Personally, my belief here is that a whole house, back-fed system that powers everything from well to central air conditioner is a bit more advanced and expensive than it’s worth – to my tastes – at this point in history.
This may upset some of you, I know….. but I think the cost of the equipment needs to evolve downward another 30 to 50 percent and the biggie – batteries have got to evolve more for home use. We have ROV’s driving around Mars but we’re using battery technology from the late 1800’s? Makes no sense to me.
My idea of the perfect home solar setup is a ‘Grid-tied’ inverter setup, something I plan to devote time and space to in an upcoming article.
Is Solar Power a DIY Job or Do I Need a Pro?
For me, it’s DIY all the way. I would suggest that if you need a pro, be very careful and perhaps you just want someone to mount the panels or run the wire. My best advice would be to learn as much about the hardware, it’s function, interaction, capability, etc, and the best possible way to do this is to build yourself a small system and in so doing, acquire the skills you’ll need to select and implement a larger system down the road. With a solar power system, you are taking the job of providing your home’s power onto your shoulders. No more flipping the light switch and just assuming that the electrons are just waiting to burst forth, it’s up to you and only you to make those pixies dance, and to keep them coming.
My opinion here is that you take things slowly and unless you have a background where you understand the basic concepts of solar equipment, that learning about it is way better than trusting a salesman who is trying to fill a sales quota by selling systems. Even if you ignore that advice and buy a solar system you don’t fully understand, when something breaks, which will happen, you will want to have arranged a friend or family member who does understand it all to be readily available.
For portable power needs whether at the campsite, for the RV or even as a temporary system at home to use during storm season, a portable solar generator is pretty awesome. The biggest adjustment is dealing with power draw, but this is a system that is being utilized outside the normal routine, so it is much different mentally than shifting your life to a permanent solar power system.

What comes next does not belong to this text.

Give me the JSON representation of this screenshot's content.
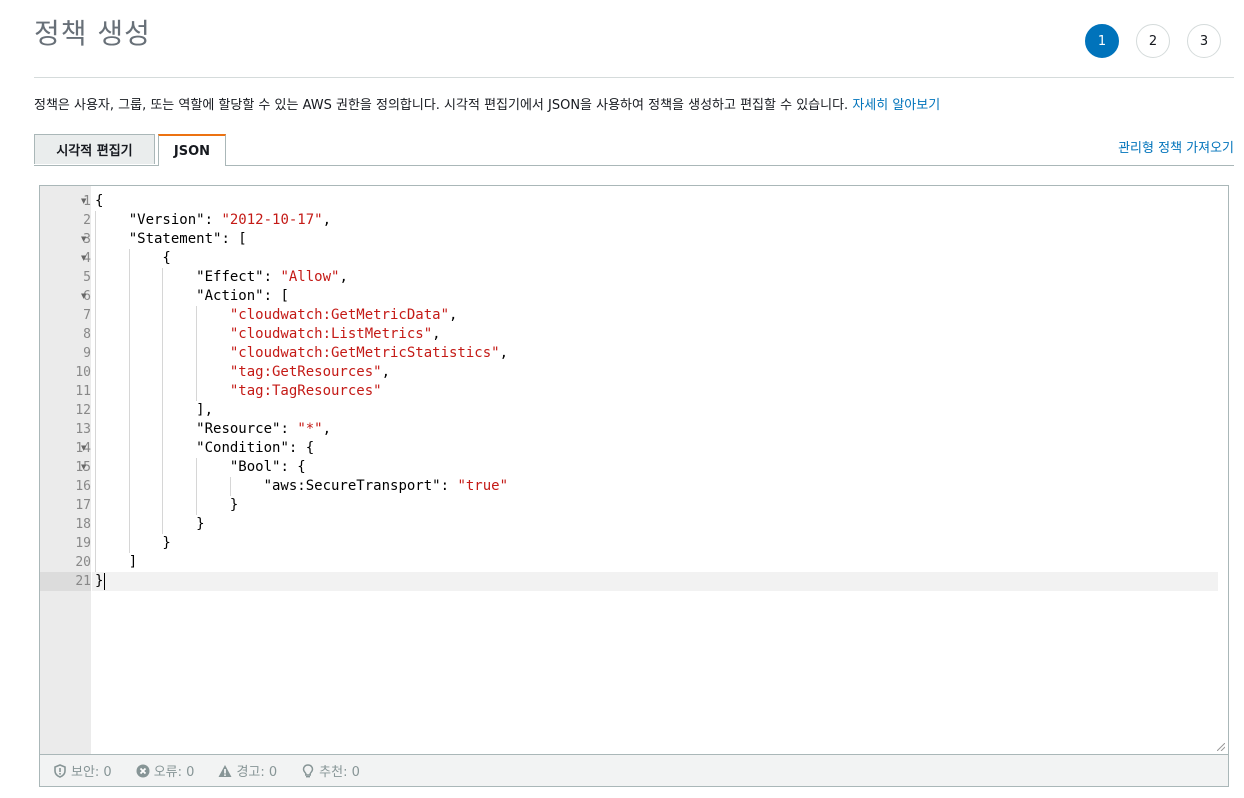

Yes, for modest emergency or portable power, the time has definitely come to invest in a portable solar generator. For whole home needs I would move on and look at the concept of the grid-tied inverter system.